In July 1946, the United States tested two nuclear bombs at Bikini, a small island in the Marshall Islands. My father, Will Whitmore, was a civilian participant in this project, Operation Crossroads. The devastation of the small island, the displacement of 167 Bikini Islanders and the demise of their culture have haunted me for years.
In 1959 my father died of cancer likely caused by radiation exposure during Operation Crossroads. The boxes in which his Bikini memorabilia were stored, however, remained closed for decades. When I opened the boxes in 2018, I discovered his six-month daily journal in which he describes his Bikini experiences, photographs, newspaper clippings, a 16 mm news film, and letters to me when I was six. During the last three years, I have organized and photographed this material.
I have also located archival images of the Bikini people, read anthropological reports from the 1940’s and 50’s and written several essays. The research I have conducted indicates 11 of the original Bikini Islanders are alive today and one-third of Marshall Islanders has migrated to the United States.

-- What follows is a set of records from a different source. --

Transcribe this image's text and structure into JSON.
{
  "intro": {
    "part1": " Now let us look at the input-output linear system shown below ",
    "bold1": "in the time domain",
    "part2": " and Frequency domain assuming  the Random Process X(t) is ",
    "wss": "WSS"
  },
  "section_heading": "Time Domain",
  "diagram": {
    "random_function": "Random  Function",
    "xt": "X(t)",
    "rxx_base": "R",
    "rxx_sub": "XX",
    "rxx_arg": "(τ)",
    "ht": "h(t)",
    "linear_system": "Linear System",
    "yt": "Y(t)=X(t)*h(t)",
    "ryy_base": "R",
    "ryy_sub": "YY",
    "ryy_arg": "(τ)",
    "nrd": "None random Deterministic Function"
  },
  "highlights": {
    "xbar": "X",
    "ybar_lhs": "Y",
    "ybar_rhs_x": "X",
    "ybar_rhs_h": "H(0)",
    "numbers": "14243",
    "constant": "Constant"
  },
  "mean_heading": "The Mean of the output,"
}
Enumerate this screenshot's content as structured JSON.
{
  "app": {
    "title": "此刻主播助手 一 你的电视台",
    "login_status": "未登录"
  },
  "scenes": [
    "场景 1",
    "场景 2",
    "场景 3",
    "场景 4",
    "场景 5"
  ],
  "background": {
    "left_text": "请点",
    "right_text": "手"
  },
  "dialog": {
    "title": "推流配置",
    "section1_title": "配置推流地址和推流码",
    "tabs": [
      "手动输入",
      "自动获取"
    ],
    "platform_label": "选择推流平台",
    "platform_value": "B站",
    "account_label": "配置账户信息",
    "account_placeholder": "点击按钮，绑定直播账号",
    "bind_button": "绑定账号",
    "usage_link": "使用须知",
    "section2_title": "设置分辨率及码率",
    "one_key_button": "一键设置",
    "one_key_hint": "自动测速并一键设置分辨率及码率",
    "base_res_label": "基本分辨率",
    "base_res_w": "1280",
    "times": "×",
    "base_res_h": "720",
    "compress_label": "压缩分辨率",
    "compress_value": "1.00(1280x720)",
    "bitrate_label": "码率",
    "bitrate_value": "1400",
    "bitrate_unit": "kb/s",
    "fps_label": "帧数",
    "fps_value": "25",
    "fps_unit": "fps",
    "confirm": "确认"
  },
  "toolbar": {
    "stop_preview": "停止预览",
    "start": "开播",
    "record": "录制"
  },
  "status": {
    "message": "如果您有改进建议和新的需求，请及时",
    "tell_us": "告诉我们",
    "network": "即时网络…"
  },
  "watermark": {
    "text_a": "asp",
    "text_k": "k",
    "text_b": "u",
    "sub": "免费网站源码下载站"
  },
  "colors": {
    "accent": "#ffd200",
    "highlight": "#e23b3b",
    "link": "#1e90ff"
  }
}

February 28-March 1, 2020, I attended Nuclear Remembrance Day in Springdale, Arkansas where 15,000 Marshallese people reside. I met Bikini descendants, the Coordinator for the Arkansas Coalition of Marshallese and many other Marshallese people who have invited me to return to Springdale to continue my project.
Although the Bikini Project began as a personal endeavor and a case study involving Operation Crossroads, the project informs contemporary global issues such as the displacement of indigenous people and the banning of nuclear weapons.
To launch the Bikini Project, I would like to photograph and interview the 11 survivors of Operation Crossroads and to visit the Marshall Islands. Funding from the grant would contribute to travel, logistical and translation expenses.
Images are digitally rendered presented as 13”x18” archival pigment prints.